Exercise:
For each line of the material, write out an exact copy.
--- --- ---
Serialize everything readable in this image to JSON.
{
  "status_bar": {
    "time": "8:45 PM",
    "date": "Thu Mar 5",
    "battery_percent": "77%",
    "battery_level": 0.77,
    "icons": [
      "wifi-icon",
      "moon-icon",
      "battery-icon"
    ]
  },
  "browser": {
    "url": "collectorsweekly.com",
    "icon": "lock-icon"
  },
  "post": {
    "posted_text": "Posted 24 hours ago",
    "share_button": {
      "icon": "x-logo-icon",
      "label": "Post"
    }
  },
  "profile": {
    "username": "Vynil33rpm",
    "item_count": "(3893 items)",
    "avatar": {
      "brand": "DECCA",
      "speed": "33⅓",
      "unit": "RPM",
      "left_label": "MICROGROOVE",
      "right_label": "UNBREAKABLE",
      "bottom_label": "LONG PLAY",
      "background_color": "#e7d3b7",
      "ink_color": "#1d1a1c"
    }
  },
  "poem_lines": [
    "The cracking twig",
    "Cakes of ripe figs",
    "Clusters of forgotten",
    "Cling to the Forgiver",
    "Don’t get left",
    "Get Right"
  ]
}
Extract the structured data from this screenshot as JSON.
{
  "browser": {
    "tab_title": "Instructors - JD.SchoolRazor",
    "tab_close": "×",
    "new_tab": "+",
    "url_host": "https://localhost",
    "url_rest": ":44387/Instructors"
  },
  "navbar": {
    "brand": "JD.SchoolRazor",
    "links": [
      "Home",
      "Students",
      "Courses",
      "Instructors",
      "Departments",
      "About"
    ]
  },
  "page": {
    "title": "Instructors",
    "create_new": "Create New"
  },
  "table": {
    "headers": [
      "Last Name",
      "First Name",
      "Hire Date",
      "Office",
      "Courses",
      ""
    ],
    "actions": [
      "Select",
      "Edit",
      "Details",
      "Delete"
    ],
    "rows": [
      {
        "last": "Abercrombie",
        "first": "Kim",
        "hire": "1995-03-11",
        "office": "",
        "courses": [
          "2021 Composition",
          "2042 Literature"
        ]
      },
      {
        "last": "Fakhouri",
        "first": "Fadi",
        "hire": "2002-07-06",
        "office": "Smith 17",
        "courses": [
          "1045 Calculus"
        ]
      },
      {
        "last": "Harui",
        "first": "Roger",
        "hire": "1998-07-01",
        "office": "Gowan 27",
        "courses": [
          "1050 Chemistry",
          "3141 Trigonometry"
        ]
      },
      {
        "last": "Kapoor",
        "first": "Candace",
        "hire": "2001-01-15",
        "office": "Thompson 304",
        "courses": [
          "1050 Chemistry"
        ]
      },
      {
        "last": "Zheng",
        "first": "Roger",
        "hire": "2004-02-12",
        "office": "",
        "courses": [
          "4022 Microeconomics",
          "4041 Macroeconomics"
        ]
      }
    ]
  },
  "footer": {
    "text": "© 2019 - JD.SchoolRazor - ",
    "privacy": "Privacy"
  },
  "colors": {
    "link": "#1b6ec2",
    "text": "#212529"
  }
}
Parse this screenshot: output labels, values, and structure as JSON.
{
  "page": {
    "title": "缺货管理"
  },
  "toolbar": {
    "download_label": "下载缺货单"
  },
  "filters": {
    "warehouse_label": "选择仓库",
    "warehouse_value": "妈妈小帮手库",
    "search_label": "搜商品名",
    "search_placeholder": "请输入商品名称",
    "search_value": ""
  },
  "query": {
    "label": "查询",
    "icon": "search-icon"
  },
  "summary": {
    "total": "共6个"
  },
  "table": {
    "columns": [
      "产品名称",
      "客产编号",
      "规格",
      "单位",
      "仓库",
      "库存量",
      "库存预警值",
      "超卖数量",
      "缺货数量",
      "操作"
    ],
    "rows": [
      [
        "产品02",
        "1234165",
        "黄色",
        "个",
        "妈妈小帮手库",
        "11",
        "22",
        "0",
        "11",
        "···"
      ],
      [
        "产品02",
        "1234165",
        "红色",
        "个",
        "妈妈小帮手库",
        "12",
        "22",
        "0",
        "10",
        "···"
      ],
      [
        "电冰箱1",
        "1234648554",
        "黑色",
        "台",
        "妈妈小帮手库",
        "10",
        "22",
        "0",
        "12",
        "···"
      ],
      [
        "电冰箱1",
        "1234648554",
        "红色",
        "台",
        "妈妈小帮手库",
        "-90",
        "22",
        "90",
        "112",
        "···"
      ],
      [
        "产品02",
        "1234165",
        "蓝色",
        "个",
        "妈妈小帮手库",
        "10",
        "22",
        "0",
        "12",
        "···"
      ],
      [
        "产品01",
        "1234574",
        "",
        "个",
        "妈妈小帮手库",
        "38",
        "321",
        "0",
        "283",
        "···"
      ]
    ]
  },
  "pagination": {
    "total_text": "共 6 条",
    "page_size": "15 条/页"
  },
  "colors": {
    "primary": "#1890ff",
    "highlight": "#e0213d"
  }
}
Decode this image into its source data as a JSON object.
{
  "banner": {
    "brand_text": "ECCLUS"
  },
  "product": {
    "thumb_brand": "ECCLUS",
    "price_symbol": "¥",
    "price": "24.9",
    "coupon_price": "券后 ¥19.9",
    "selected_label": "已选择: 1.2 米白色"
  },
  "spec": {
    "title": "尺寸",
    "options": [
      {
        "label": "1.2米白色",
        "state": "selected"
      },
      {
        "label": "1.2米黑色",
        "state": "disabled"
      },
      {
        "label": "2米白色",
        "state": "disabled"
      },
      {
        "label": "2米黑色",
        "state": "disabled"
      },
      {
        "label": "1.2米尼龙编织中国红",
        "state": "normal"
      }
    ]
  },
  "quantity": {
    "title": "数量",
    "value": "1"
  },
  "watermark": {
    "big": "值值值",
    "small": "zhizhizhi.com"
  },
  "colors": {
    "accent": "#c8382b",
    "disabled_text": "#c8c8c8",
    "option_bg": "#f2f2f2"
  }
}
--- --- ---
Answer box:
Serialize everything readable in this image to JSON.
{
  "status_bar": {
    "time": "8:45 PM",
    "date": "Thu Mar 5",
    "battery_percent": "77%",
    "battery_level": 0.77,
    "icons": [
      "wifi-icon",
      "moon-icon",
      "battery-icon"
    ]
  },
  "browser": {
    "url": "collectorsweekly.com",
    "icon": "lock-icon"
  },
  "post": {
    "posted_text": "Posted 24 hours ago",
    "share_button": {
      "icon": "x-logo-icon",
      "label": "Post"
    }
  },
  "profile": {
    "username": "Vynil33rpm",
    "item_count": "(3893 items)",
    "avatar": {
      "brand": "DECCA",
      "speed": "33⅓",
      "unit": "RPM",
      "left_label": "MICROGROOVE",
      "right_label": "UNBREAKABLE",
      "bottom_label": "LONG PLAY",
      "background_color": "#e7d3b7",
      "ink_color": "#1d1a1c"
    }
  },
  "poem_lines": [
    "The cracking twig",
    "Cakes of ripe figs",
    "Clusters of forgotten",
    "Cling to the Forgiver",
    "Don’t get left",
    "Get Right"
  ]
}
Extract the structured data from this screenshot as JSON.
{
  "browser": {
    "tab_title": "Instructors - JD.SchoolRazor",
    "tab_close": "×",
    "new_tab": "+",
    "url_host": "https://localhost",
    "url_rest": ":44387/Instructors"
  },
  "navbar": {
    "brand": "JD.SchoolRazor",
    "links": [
      "Home",
      "Students",
      "Courses",
      "Instructors",
      "Departments",
      "About"
    ]
  },
  "page": {
    "title": "Instructors",
    "create_new": "Create New"
  },
  "table": {
    "headers": [
      "Last Name",
      "First Name",
      "Hire Date",
      "Office",
      "Courses",
      ""
    ],
    "actions": [
      "Select",
      "Edit",
      "Details",
      "Delete"
    ],
    "rows": [
      {
        "last": "Abercrombie",
        "first": "Kim",
        "hire": "1995-03-11",
        "office": "",
        "courses": [
          "2021 Composition",
          "2042 Literature"
        ]
      },
      {
        "last": "Fakhouri",
        "first": "Fadi",
        "hire": "2002-07-06",
        "office": "Smith 17",
        "courses": [
          "1045 Calculus"
        ]
      },
      {
        "last": "Harui",
        "first": "Roger",
        "hire": "1998-07-01",
        "office": "Gowan 27",
        "courses": [
          "1050 Chemistry",
          "3141 Trigonometry"
        ]
      },
      {
        "last": "Kapoor",
        "first": "Candace",
        "hire": "2001-01-15",
        "office": "Thompson 304",
        "courses": [
          "1050 Chemistry"
        ]
      },
      {
        "last": "Zheng",
        "first": "Roger",
        "hire": "2004-02-12",
        "office": "",
        "courses": [
          "4022 Microeconomics",
          "4041 Macroeconomics"
        ]
      }
    ]
  },
  "footer": {
    "text": "© 2019 - JD.SchoolRazor - ",
    "privacy": "Privacy"
  },
  "colors": {
    "link": "#1b6ec2",
    "text": "#212529"
  }
}
Parse this screenshot: output labels, values, and structure as JSON.
{
  "page": {
    "title": "缺货管理"
  },
  "toolbar": {
    "download_label": "下载缺货单"
  },
  "filters": {
    "warehouse_label": "选择仓库",
    "warehouse_value": "妈妈小帮手库",
    "search_label": "搜商品名",
    "search_placeholder": "请输入商品名称",
    "search_value": ""
  },
  "query": {
    "label": "查询",
    "icon": "search-icon"
  },
  "summary": {
    "total": "共6个"
  },
  "table": {
    "columns": [
      "产品名称",
      "客产编号",
      "规格",
      "单位",
      "仓库",
      "库存量",
      "库存预警值",
      "超卖数量",
      "缺货数量",
      "操作"
    ],
    "rows": [
      [
        "产品02",
        "1234165",
        "黄色",
        "个",
        "妈妈小帮手库",
        "11",
        "22",
        "0",
        "11",
        "···"
      ],
      [
        "产品02",
        "1234165",
        "红色",
        "个",
        "妈妈小帮手库",
        "12",
        "22",
        "0",
        "10",
        "···"
      ],
      [
        "电冰箱1",
        "1234648554",
        "黑色",
        "台",
        "妈妈小帮手库",
        "10",
        "22",
        "0",
        "12",
        "···"
      ],
      [
        "电冰箱1",
        "1234648554",
        "红色",
        "台",
        "妈妈小帮手库",
        "-90",
        "22",
        "90",
        "112",
        "···"
      ],
      [
        "产品02",
        "1234165",
        "蓝色",
        "个",
        "妈妈小帮手库",
        "10",
        "22",
        "0",
        "12",
        "···"
      ],
      [
        "产品01",
        "1234574",
        "",
        "个",
        "妈妈小帮手库",
        "38",
        "321",
        "0",
        "283",
        "···"
      ]
    ]
  },
  "pagination": {
    "total_text": "共 6 条",
    "page_size": "15 条/页"
  },
  "colors": {
    "primary": "#1890ff",
    "highlight": "#e0213d"
  }
}
Decode this image into its source data as a JSON object.
{
  "banner": {
    "brand_text": "ECCLUS"
  },
  "product": {
    "thumb_brand": "ECCLUS",
    "price_symbol": "¥",
    "price": "24.9",
    "coupon_price": "券后 ¥19.9",
    "selected_label": "已选择: 1.2 米白色"
  },
  "spec": {
    "title": "尺寸",
    "options": [
      {
        "label": "1.2米白色",
        "state": "selected"
      },
      {
        "label": "1.2米黑色",
        "state": "disabled"
      },
      {
        "label": "2米白色",
        "state": "disabled"
      },
      {
        "label": "2米黑色",
        "state": "disabled"
      },
      {
        "label": "1.2米尼龙编织中国红",
        "state": "normal"
      }
    ]
  },
  "quantity": {
    "title": "数量",
    "value": "1"
  },
  "watermark": {
    "big": "值值值",
    "small": "zhizhizhi.com"
  },
  "colors": {
    "accent": "#c8382b",
    "disabled_text": "#c8c8c8",
    "option_bg": "#f2f2f2"
  }
}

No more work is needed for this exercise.